To put this in context, let’s take the hypothetical situation where a man is the victim of a malicious rape allegation, is successfully prosecuted and the judge decides to ‘send a strong message to the community’ – sentencing the victim of said allegation to 20 years behind bars. In the case of said victim receiving ‘special treatment’ on a weekly basis, we are talking about the victim enduring 52 counts of rape and 52 counts of aggravated assault over the course of a year, or 1040 counts of rape and 1040 counts of aggravated assault over the course of being unjustly imprisoned for 20 years. Worse still, in cases of said ‘special treatment’ occurring daily, we are talking about 365.25 counts of rape and 365.25 counts of aggravated assault over the course of a year, or 7,305 counts of rape and 7,305 counts of aggravated assault over the course of being unjustly imprisoned for 20 years.
In other words, where a sentence of 20 years is unjustly given because of a malicious rape allegation, said allegation amounts to between 1040 counts and 14,610 counts of rape and physical violence by proxy.
To put this in context, the Ariel Castro case, which saw 3 women kidnapped and sexually abused for over a decade, saw him charged with 977 counts of sexual violence in comparison – spread across 3 victims. In other words only a malicious rape allegation can be reasonably argued to result in at least 7-8 times the amount of violence against its victim than Ariel Castro inflicted between 3 victims. Did anyone dare trivialise those horrors by asking how often horrors like that take place in an effort to diminish or dismiss them? Yet all too often, feminists do just that, while many misguided MRAs focus on destroyed reputations rather than the above real harm and horrors malicious rape allegations cause.
In getting you to truly reflect on the above, how much of it would get the same level of a free pass, the same excuses and the same level of systemic and institutionalised enabling if it were female victims of male perpetrators? Very little of it I’d wager.
Yet doesn’t that fit the very definition of a rape culture – where sexual violence is condoned, normalised, glorified and even incentivised? That’s without even exploring anecdotal accounts I’ve encountered in countries like Pakistan, where women can rape a 12 year old boy and the 12 year old boy is subsequently imprisoned for the crime of adultery.
To be clear, by no means am I saying that we should reach a point in society of “teaching women not to rape” or parading slogans like “all women are rapists”. That said, I do think that we need to teach men and women that men and particularly boys have the right to say no and that when a man says no, it should be respected every bit as much as when a woman says no.
Ms Jaye, I am aware from your own statements that you started your journey of making The Red Pill with the initial intention of making a documentary on rape culture. Perhaps the reason you were destined to make The Red Pill, was because the documentary on rape culture you were meant to make, was the complete opposite of the one you imagined.
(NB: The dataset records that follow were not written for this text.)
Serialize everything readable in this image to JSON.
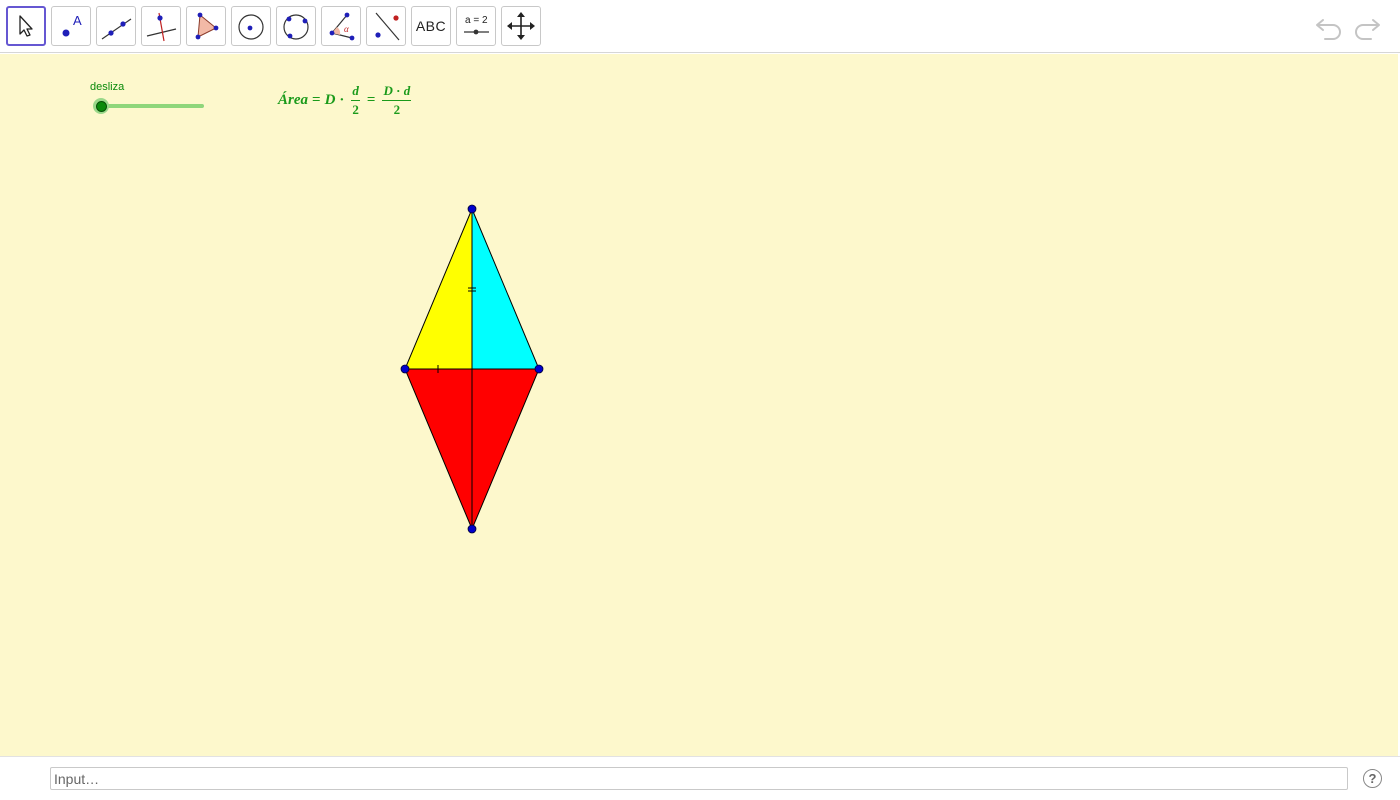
{
  "toolbar": {
    "tools": [
      {
        "name": "move-tool",
        "icon": "cursor-arrow-icon",
        "active": true
      },
      {
        "name": "point-tool",
        "icon": "point-icon"
      },
      {
        "name": "line-tool",
        "icon": "line-through-points-icon"
      },
      {
        "name": "perpendicular-line-tool",
        "icon": "perpendicular-line-icon"
      },
      {
        "name": "polygon-tool",
        "icon": "polygon-icon"
      },
      {
        "name": "circle-tool",
        "icon": "circle-center-point-icon"
      },
      {
        "name": "circle-three-points-tool",
        "icon": "circle-three-points-icon"
      },
      {
        "name": "angle-tool",
        "icon": "angle-icon"
      },
      {
        "name": "reflect-tool",
        "icon": "reflect-about-line-icon"
      },
      {
        "name": "text-tool",
        "icon": "text-icon",
        "label": "ABC"
      },
      {
        "name": "slider-tool",
        "icon": "slider-icon",
        "label": "a = 2"
      },
      {
        "name": "move-graphics-view-tool",
        "icon": "move-arrows-icon"
      }
    ],
    "undo_icon": "undo-icon",
    "redo_icon": "redo-icon"
  },
  "canvas": {
    "background": "#fdf8cc",
    "slider": {
      "label": "desliza",
      "value": 0,
      "color": "#0c8a0c",
      "track_color": "#8fd67a"
    },
    "formula": {
      "area_word": "Área",
      "equals": "=",
      "D": "D",
      "cdot": "·",
      "d": "d",
      "two": "2",
      "color": "#1a9a1a"
    },
    "figure": {
      "colors": {
        "left_top": "#ffff00",
        "right_top": "#00ffff",
        "bottom": "#ff0000",
        "vertex": "#0000cc"
      }
    }
  },
  "input": {
    "placeholder": "Input…"
  },
  "help": {
    "label": "?",
    "icon": "help-circle-icon"
  }
}
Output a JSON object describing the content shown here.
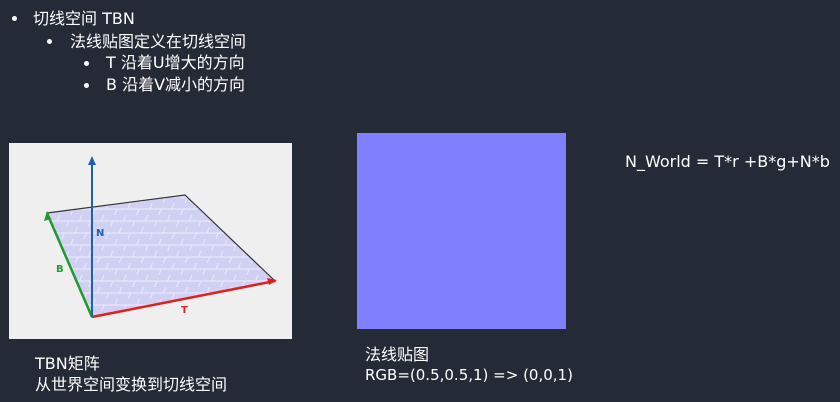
{
  "bullets": {
    "level1": "切线空间 TBN",
    "level2": "法线贴图定义在切线空间",
    "level3_t": "T 沿着U增大的方向",
    "level3_b": "B 沿着V减小的方向"
  },
  "figure": {
    "label_n": "N",
    "label_b": "B",
    "label_t": "T",
    "colors": {
      "n_axis": "#1f5fb0",
      "b_axis": "#1e9a2e",
      "t_axis": "#e02020",
      "plane": "#c8c8f0"
    }
  },
  "captions": {
    "tbn_title": "TBN矩阵",
    "tbn_desc": "从世界空间变换到切线空间",
    "normal_title": "法线贴图",
    "normal_desc": "RGB=(0.5,0.5,1) => (0,0,1)"
  },
  "normal_map": {
    "color": "#8080ff"
  },
  "formula": "N_World = T*r +B*g+N*b"
}
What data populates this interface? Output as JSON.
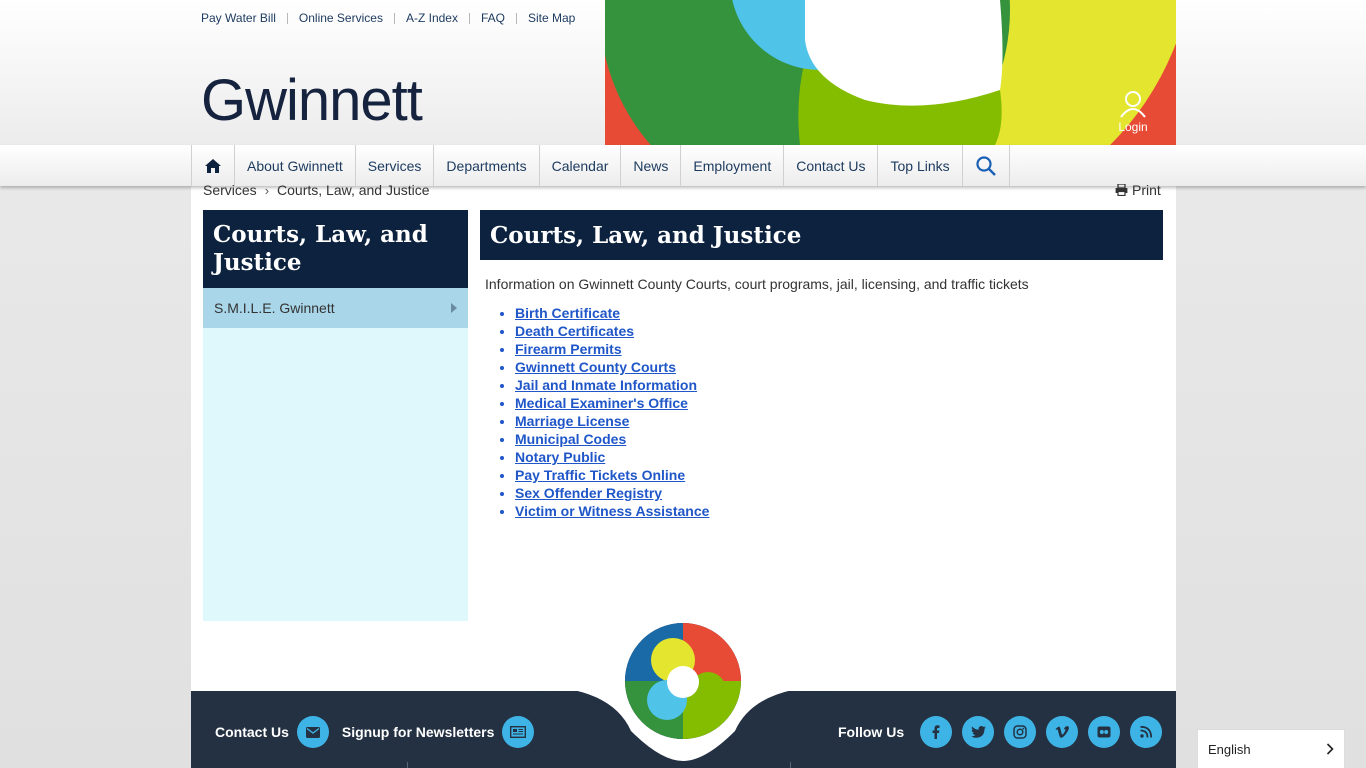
{
  "utility_links": [
    "Pay Water Bill",
    "Online Services",
    "A-Z Index",
    "FAQ",
    "Site Map"
  ],
  "logo_text": "Gwinnett",
  "login_label": "Login",
  "nav": {
    "home_icon": "home-icon",
    "items": [
      "About Gwinnett",
      "Services",
      "Departments",
      "Calendar",
      "News",
      "Employment",
      "Contact Us",
      "Top Links"
    ],
    "search_icon": "search-icon"
  },
  "breadcrumb": {
    "parent": "Services",
    "current": "Courts, Law, and Justice"
  },
  "print_label": "Print",
  "sidebar": {
    "title": "Courts, Law, and Justice",
    "items": [
      {
        "label": "S.M.I.L.E. Gwinnett"
      }
    ]
  },
  "main": {
    "title": "Courts, Law, and Justice",
    "description": "Information on Gwinnett County Courts, court programs, jail, licensing, and traffic tickets",
    "links": [
      "Birth Certificate",
      "Death Certificates",
      "Firearm Permits",
      "Gwinnett County Courts",
      "Jail and Inmate Information",
      "Medical Examiner's Office",
      "Marriage License",
      "Municipal Codes",
      "Notary Public",
      "Pay Traffic Tickets Online",
      "Sex Offender Registry",
      "Victim or Witness Assistance"
    ]
  },
  "footer": {
    "contact_label": "Contact Us",
    "newsletter_label": "Signup for Newsletters",
    "follow_label": "Follow Us",
    "social": [
      "facebook-icon",
      "twitter-icon",
      "instagram-icon",
      "vimeo-icon",
      "flickr-icon",
      "rss-icon"
    ]
  },
  "language": {
    "selected": "English"
  },
  "colors": {
    "navy": "#0c223e",
    "link": "#1f56c8",
    "sidebar_bg": "#dff8fc",
    "sidebar_item": "#a9d6e8",
    "footer_bg": "#243142",
    "accent_blue": "#3eb4e6"
  }
}
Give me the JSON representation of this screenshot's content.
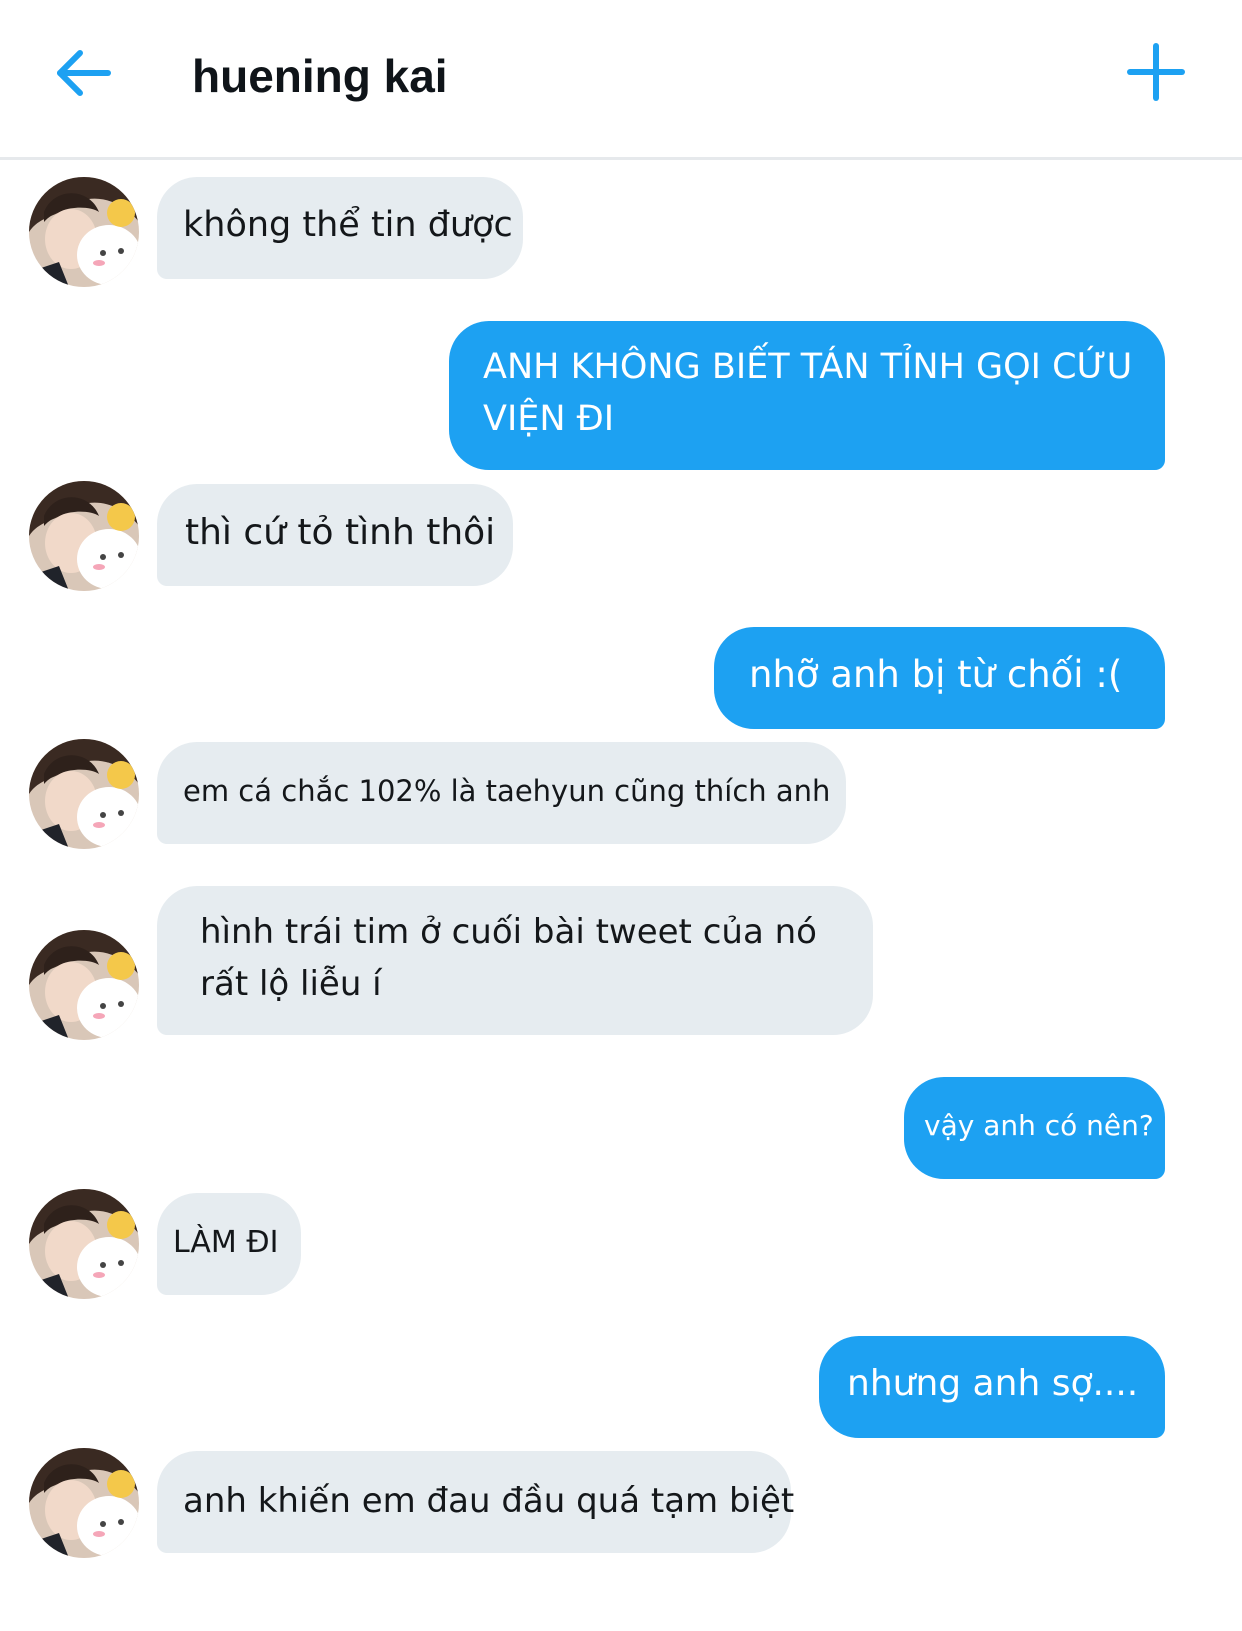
{
  "header": {
    "title": "huening kai",
    "back_icon": "arrow-left-icon",
    "add_icon": "plus-icon",
    "accent_color": "#1da1f2"
  },
  "conversation": {
    "messages": [
      {
        "from": "them",
        "text": "không thể tin được"
      },
      {
        "from": "me",
        "lines": [
          "ANH KHÔNG BIẾT TÁN TỈNH GỌI CỨU",
          "VIỆN ĐI"
        ]
      },
      {
        "from": "them",
        "text": "thì cứ tỏ tình thôi"
      },
      {
        "from": "me",
        "text": "nhỡ anh bị từ chối :("
      },
      {
        "from": "them",
        "text": "em cá chắc 102% là taehyun cũng thích anh"
      },
      {
        "from": "them",
        "lines": [
          "hình trái tim ở cuối bài tweet của nó",
          "rất lộ liễu í"
        ]
      },
      {
        "from": "me",
        "text": "vậy anh có nên?"
      },
      {
        "from": "them",
        "text": "LÀM ĐI"
      },
      {
        "from": "me",
        "text": "nhưng anh sợ...."
      },
      {
        "from": "them",
        "text": "anh khiến em đau đầu quá tạm biệt"
      }
    ]
  },
  "colors": {
    "sent_bubble": "#1da1f2",
    "received_bubble": "#e6ecf0"
  }
}
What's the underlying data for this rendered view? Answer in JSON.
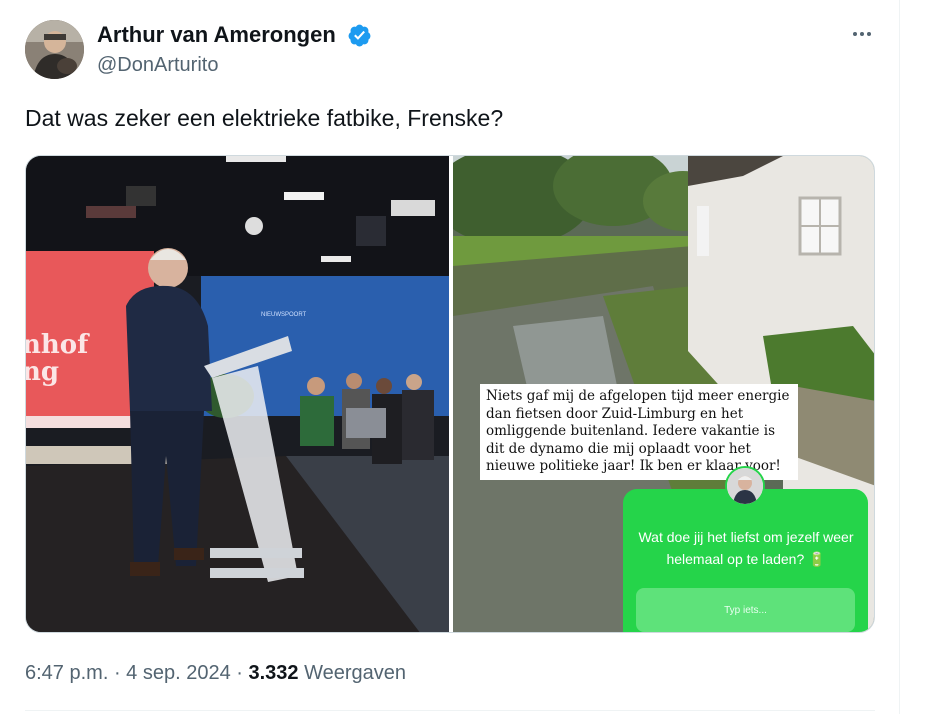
{
  "author": {
    "name": "Arthur van Amerongen",
    "handle": "@DonArturito",
    "verified": true
  },
  "tweet": {
    "text": "Dat was zeker een elektrieke fatbike, Frenske?"
  },
  "media": {
    "left_photo": {
      "poster_text_line1": "nhof",
      "poster_text_line2": "ng",
      "studio_sign": "NIEUWSPOORT"
    },
    "right_photo": {
      "caption": "Niets gaf mij de afgelopen tijd meer energie dan fietsen door Zuid-Limburg en het omliggende buitenland. Iedere vakantie is dit de dynamo die mij oplaadt voor het nieuwe politieke jaar! Ik ben er klaar voor!",
      "question": "Wat doe jij het liefst om jezelf weer helemaal op te laden? 🔋",
      "reply_placeholder": "Typ iets..."
    }
  },
  "meta": {
    "time": "6:47 p.m.",
    "sep1": " · ",
    "date": "4 sep. 2024",
    "sep2": " · ",
    "views_count": "3.332",
    "views_label": " Weergaven"
  },
  "colors": {
    "verified_blue": "#1d9bf0",
    "secondary_text": "#536471",
    "story_green": "#25d44a"
  },
  "icons": [
    "verified-badge-icon",
    "more-options-icon"
  ]
}
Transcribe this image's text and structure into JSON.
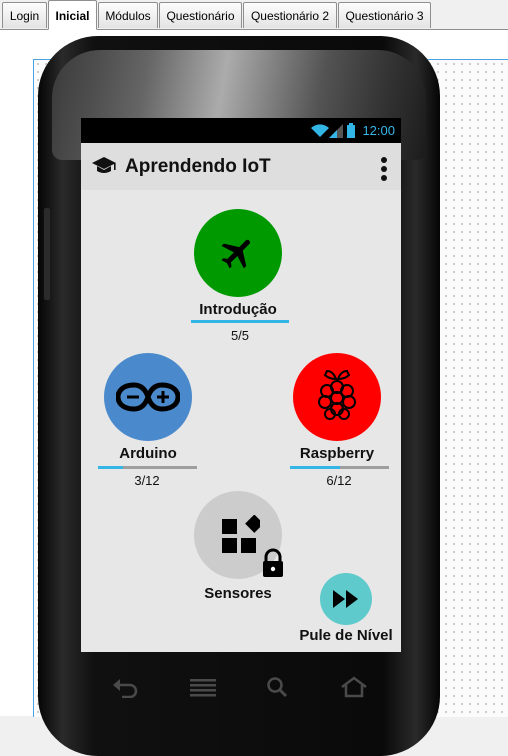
{
  "tabs": [
    {
      "label": "Login",
      "active": false
    },
    {
      "label": "Inicial",
      "active": true
    },
    {
      "label": "Módulos",
      "active": false
    },
    {
      "label": "Questionário",
      "active": false
    },
    {
      "label": "Questionário 2",
      "active": false
    },
    {
      "label": "Questionário 3",
      "active": false
    }
  ],
  "status_bar": {
    "time": "12:00"
  },
  "app_bar": {
    "title": "Aprendendo IoT",
    "icon": "graduation-cap-icon",
    "menu_icon": "more-vert-icon"
  },
  "modules": {
    "intro": {
      "label": "Introdução",
      "progress_text": "5/5",
      "progress": 1.0,
      "color": "#009900",
      "icon": "airplane-icon"
    },
    "arduino": {
      "label": "Arduino",
      "progress_text": "3/12",
      "progress": 0.25,
      "color": "#4a89cc",
      "icon": "arduino-icon"
    },
    "raspberry": {
      "label": "Raspberry",
      "progress_text": "6/12",
      "progress": 0.5,
      "color": "#ff0000",
      "icon": "raspberry-icon"
    },
    "sensores": {
      "label": "Sensores",
      "locked": true,
      "color": "#cccccc",
      "icon": "widgets-icon"
    }
  },
  "skip_level": {
    "label": "Pule de Nível",
    "color": "#5fcacc",
    "icon": "fast-forward-icon"
  },
  "colors": {
    "accent": "#33b5e5",
    "track": "#9e9e9e"
  }
}
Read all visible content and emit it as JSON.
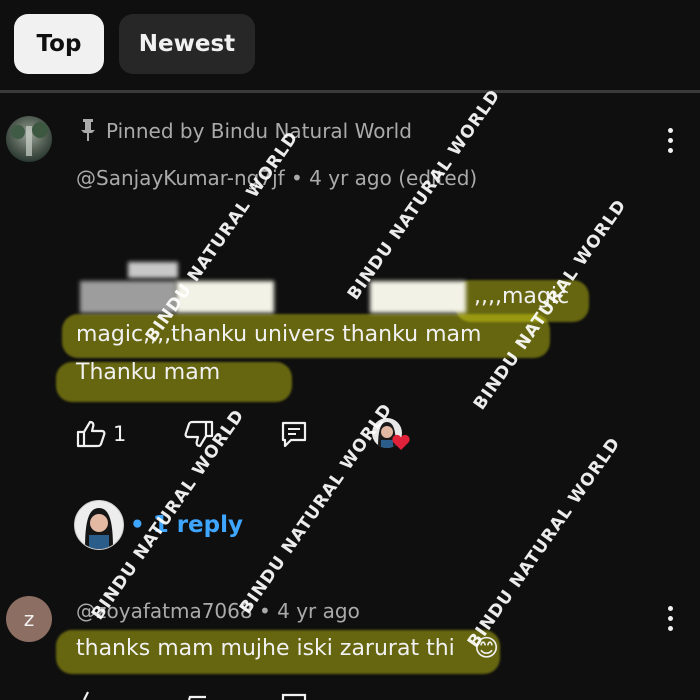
{
  "filters": {
    "top_label": "Top",
    "newest_label": "Newest"
  },
  "pinned_comment": {
    "pinned_label": "Pinned by Bindu Natural World",
    "author_meta": "@SanjayKumar-ng7jf • 4 yr ago (edited)",
    "line1_end": ",,,,magic",
    "line2": "magic,,,,thanku univers thanku mam",
    "line3": "Thanku mam",
    "like_count": "1",
    "reply_link": "• 1 reply"
  },
  "second_comment": {
    "avatar_letter": "z",
    "author_meta": "@zoyafatma7068 • 4 yr ago",
    "text": "thanks mam mujhe iski zarurat thi",
    "emoji": "😊"
  },
  "watermark": "BINDU NATURAL WORLD",
  "colors": {
    "background": "#0f0f0f",
    "highlight": "#e0e014",
    "heart": "#e0213a",
    "link": "#3ea6ff"
  },
  "icons": [
    "pin-icon",
    "like-icon",
    "dislike-icon",
    "reply-icon",
    "heart-icon",
    "more-vert-icon"
  ]
}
In conclusion, thank you for taking the time to read this and I hope that it has inspired you to make a documentary on this hidden social scourge and taboo in the same way that you were inspired to make a documentary on the Men’s Rights Movement.